Comment: I recently moved to the Boston area and was looking to meet new guys. Around the time I moved, Tinder because the talk of the town, so, of course, I joined it. After a few flopped dates later, I removed myself from Tinder and tried to date the traditional way. A few dates went well, but nothing ever lasted for longer than 2 weeks- that's the exact mark. They always get cold feet and say they are "not sure what they're looking for" and "not sure what they're doing with their lives"- despite them initiating the first date. I'm not sure if it is the type of guy I am attracted to (good looking, successful, loves his mama,social,works out) or me. I've seriously gone on dozens of dates already and have had no success at all. I've also realized that a lot of men that I am attracted to here in the Beantown have 3 priorities in their lives- money, the gym, and their bros. While I don't tell them that, its a common trend amongst the men here.
The last man I dated for the whopping two weeks ended things with me because our personalities were too "Different" (um, yea, he went days without talking to me...his excuse was that he didn't think it was that important). I was introduced to him by his sister.
I try not to come off as desperate at all either- I have my own business, travel a lot, work out, etc., so I'm not so wrapped up in relationships or obtaining one. I am just not sure where to go,what to do, how to meet new people. It seems impossible in this big city and at this point I just want to throw in the towel!
Any advice on the Boston dating scene and how a 26-year old female can succeed here? Age: 26 City: Boston State: MA
I walk dogs here in NYC. It's a fun part-time gig because, dogs and extra money. And dogs. Anyhoo, I'm a Wag Walker, so all the walks I get come in through the Wag app. The process is similar to Tinder and Hinge in that I set my preferred parameters then wait for owners to request walks. The requests go out to all walkers within a certain distance. Walkers request the dog walk, then we wait. Sometimes I get accepted aka a match. Some times I don't. Many other times, though, I see a possible walk and think, "But what if a dog that lives closer wants a walk? What if, by 1pm, I don't feel like walking a dog? What if I get a request from one of my preferred pups?" The analysis paralysis takes over and - usually - I pass on a walk or cancel one I have scheduled for later in the day. Fear Of Missing Out takes over. That usually leads to me not getting any walks at all, or only one or two. There's nothing ostensibly wrong with the dogs. I just can't pull the trigger because, what if?

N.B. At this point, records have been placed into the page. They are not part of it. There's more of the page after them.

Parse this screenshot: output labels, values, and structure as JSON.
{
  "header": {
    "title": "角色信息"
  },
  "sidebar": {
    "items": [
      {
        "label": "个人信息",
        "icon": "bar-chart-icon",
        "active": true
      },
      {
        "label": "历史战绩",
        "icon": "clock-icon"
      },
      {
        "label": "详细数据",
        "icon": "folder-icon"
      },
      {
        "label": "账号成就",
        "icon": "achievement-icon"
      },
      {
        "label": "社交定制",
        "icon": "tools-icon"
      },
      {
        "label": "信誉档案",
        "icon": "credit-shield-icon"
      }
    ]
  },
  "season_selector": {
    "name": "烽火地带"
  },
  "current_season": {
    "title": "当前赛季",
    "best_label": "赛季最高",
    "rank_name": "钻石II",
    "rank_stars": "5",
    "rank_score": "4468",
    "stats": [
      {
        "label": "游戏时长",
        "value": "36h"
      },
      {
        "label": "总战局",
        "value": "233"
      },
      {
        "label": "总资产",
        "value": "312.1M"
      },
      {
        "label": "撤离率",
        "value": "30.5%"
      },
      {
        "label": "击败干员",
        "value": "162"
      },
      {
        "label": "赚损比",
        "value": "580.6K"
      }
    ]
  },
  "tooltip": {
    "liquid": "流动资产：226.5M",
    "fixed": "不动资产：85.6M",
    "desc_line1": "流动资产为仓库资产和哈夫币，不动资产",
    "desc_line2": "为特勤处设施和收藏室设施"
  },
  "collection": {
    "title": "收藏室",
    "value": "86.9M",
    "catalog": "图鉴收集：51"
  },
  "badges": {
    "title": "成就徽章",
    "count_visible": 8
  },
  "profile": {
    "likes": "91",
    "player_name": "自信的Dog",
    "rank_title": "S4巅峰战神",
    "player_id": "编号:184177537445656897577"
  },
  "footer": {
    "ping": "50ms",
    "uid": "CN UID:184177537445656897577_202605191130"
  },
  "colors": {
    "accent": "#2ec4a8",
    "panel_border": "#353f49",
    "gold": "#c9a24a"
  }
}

I'm sure you see where this is going. Whether it's dating in NYC or dating in Boston or dating in any major metropolitan city, you're going to encounter people like this. Dating in a large city means that there's a significant amount of options for any one single person. That's when FOMO - Fear Of Missing Out - kicks in.
The problem here isn't you, it's that dating apps have convinced people that there's always someone better just a swipe away. Those bros you meat who don't know what they want? More than likely, they're telling the truth. They're living in a big city surrounded by attractive, educated, accomplished women. What if that super-hot blonde they swiped on yesterday ends up being a match? What if that date they have planned for later in the week is The One? Oh my God, what if they end up marrying the wrong person and wake up one day at fifty and they're miserable???!!!!
This is why these men keep their schedules clear: What. If?
I don't doubt that you come off secure and independent. I'll say it again: I don't think you're the problem here. The challenge presented is that you're meeting ambivalent wishy-washy people., of which there are too many on dating apps. So how can you weed these guys out? I'm not sure you can. Not completely, at least. What you can do is include very clear depiction of what you're looking for in your bio. Don't write a disclaimer about no hook-ups or flakes, as that will only make things worse for you. Instead, say something like:
"Not in the market for joint bank accounts and co-habitation just yet, but that's my end game. If you're ready for the real deal, swipe right."
Men just looking to casually date or hook-up might still contact you, but the guys stuck in a holding pattern will likely panic and swipe left. It's okay to be upfront about what you're looking for. If it scares guys off, good! You don't want them anyway. The reality is, encountering the flakes and faders is par for the course in 2019. There's no way to avoid it completely. You can present yourself in a way that makes you sound approachable and available as well as entirely unwilling to deal with some man-child's nonsense.